The American Drug Scene covers all major areas as well as alcohol, tobacco, and prescription drugs. Other topics include gender and addiction, sexual identity and drug use, the symbolic meaning of drug taking, drug treatment and recovery without treatment, the relationship between drugs and violence, cross-cultural research into drug use, and policy issues.
Scribner 1996 Dewey Dec. 363
Once upon a time in America, morphine and cocaine were routinely sold in pharmacies, and “hop heads” gathered in shadowy basements to smoke opium. So begins Hep-Cats, Narcs, and Pipe Dreams, Jill Jonnes’s ground-breaking history of illegal drugs in America. Jonnes vividly traces our first turn-of-the-century drug epidemic, successfully quelled, and then follows the story into the postwar era: starting in the jazz world of the northern cities and moving through the “flower power” 1960s to the cocaine and crack explosion of the 1980s and 1990s.

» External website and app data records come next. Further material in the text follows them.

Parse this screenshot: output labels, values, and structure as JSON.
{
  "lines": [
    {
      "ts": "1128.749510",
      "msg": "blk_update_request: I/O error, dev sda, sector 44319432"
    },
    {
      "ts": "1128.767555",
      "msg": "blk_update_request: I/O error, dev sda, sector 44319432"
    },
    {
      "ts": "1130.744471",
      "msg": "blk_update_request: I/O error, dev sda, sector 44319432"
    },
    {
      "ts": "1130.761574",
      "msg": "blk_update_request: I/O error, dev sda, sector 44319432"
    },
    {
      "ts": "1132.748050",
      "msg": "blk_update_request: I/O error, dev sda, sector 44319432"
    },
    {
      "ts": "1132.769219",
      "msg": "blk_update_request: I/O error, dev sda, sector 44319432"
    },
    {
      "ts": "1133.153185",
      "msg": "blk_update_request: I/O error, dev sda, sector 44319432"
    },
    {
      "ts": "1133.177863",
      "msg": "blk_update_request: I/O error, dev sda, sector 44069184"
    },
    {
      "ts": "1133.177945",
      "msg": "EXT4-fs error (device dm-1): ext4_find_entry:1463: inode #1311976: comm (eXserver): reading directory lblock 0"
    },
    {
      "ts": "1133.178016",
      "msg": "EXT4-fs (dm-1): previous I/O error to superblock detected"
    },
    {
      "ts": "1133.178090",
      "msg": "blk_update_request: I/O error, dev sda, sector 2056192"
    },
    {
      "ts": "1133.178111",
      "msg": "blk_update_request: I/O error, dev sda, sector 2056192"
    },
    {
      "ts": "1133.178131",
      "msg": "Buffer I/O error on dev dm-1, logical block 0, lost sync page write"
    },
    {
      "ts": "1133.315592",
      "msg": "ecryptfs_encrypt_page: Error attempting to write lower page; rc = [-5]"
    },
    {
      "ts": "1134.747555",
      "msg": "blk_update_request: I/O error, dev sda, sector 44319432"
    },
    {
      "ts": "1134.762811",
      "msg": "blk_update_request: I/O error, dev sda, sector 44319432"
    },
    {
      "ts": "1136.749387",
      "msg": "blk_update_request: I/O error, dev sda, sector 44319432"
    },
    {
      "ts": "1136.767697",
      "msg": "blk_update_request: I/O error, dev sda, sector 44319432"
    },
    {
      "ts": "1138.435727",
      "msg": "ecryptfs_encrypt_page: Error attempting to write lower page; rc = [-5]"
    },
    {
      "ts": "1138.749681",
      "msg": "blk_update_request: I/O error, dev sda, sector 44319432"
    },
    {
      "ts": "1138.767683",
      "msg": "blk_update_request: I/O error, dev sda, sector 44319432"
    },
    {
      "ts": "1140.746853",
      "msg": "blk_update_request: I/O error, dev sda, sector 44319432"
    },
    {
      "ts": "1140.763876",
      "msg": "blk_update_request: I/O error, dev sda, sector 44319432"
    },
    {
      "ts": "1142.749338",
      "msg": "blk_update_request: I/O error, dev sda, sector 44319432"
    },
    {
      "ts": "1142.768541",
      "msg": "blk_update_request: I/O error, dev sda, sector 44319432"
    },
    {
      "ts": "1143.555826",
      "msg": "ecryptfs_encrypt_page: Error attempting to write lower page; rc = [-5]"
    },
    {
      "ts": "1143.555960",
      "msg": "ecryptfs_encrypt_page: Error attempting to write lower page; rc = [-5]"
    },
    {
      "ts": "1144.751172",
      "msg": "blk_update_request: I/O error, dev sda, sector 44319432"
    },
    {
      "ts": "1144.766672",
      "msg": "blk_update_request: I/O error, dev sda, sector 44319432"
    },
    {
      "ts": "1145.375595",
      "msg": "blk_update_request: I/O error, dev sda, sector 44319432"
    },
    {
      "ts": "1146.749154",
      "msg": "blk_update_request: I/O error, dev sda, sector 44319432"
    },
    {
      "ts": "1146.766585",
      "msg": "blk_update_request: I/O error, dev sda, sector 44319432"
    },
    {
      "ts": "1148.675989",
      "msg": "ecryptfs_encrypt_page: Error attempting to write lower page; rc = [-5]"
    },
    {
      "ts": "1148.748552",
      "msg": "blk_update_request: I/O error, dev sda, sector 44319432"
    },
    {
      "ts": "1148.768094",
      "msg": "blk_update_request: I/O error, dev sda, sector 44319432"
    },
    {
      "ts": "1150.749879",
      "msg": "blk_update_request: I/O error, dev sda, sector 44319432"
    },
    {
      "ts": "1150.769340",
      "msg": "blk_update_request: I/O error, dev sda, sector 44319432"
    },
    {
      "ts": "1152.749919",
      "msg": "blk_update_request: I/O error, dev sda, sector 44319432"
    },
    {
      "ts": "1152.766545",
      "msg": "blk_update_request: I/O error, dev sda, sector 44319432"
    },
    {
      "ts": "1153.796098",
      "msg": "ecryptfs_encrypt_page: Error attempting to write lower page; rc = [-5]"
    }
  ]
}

America’s first drug epidemic 1885-1925 — America’s second drug epidemic 1950-1970 — The counterculture 1960-1975 — America’s third drug epidemic 1980-1995.
Pampel, Fred C.
Facts on File 2007 Dewey Dec. 362.2
Although media headlines associate the use of performance-enhancing drugs with high-profile professional athletes, this problem affects all segments of society. Scandals have publicized a problem that even extends to young boys and girls who attempt to mimic their athletic heroes or use drugs as a way to achieve what they believe is an athletic physique-often causing extensive damage to their physical and emotional health. Many amateur athletes and Olympians have also relied on illegal performance-enhancing drugs in the past, and now their careers are characterized by questions and controversy surrounding their personal or professional ethics.
Drugs and Sports provides an overview of the history of this topic, as well as the opinions surrounding it. From the performance-enhancement methods of the ancient Greeks to the recent accusations of drug use among high-profile professional athletes, this illuminating volume puts this timely issue in context.
Dunne 2010 Dewey Dec. 363.4
“Blue Cheer. Window Pane. Orange Sunshine. Maui Wowie. These were the brand names of the psychedelic counterculture of the 1960s and ’70s, a culture led by the Brotherhood of Eternal Love. Chances are, if a brand of acid, pot or hashish was known to stoners, it first made its way into the underground market via the Brotherhood…. A fascinating read for any audience and essential history for anyone interested in the roots of psychedelia.” -Kirkus
Dunne 2002 Dewey Dec. 362.2
The story of cocaine isn’t just about crime and profit; it’s about psychoanalysis, about empire building, about exploitation, emancipation, and, ultimately, about power. To tell the story of the twentieth century without reference to this drug and its contribution is to miss a vital and fascinating strand of social history. Streatfeild examines the story of cocaine from its first medical uses to the worldwide chaos it causes today. His research takes him from the arcane reaches of the British Library to the isolation cells of America’s most secure prisons; from the crackhouses of New York to the jungles of Bolivia and Colombia.
White, William L.
Chestnut Health Systems 1998 Dewey Dec. 362.2
“The story of America’s personal and instituional responses to alcoholism and other addictions. It is the story of mutual aid societies: the Washingtonians, the Blue Ribbon Reform Clubs, the Ollapod Club, the United Order of Ex-Boozers, the Jacoby Club, Alcoholics Anonymous and Women for Sobriety. It is a story of addiction treatment institutions from the inebriate asylums and Keeley Institutes to Hazelden and Parkside. It is the story of evolving treatment interventions that range from water cures and mandatory sterilization to aversion therapies and methadone maintenance. William White has provided a sweeping and engaging history of one of America’s most enduring problems and the profession that was birthed to respond to it” – Publisher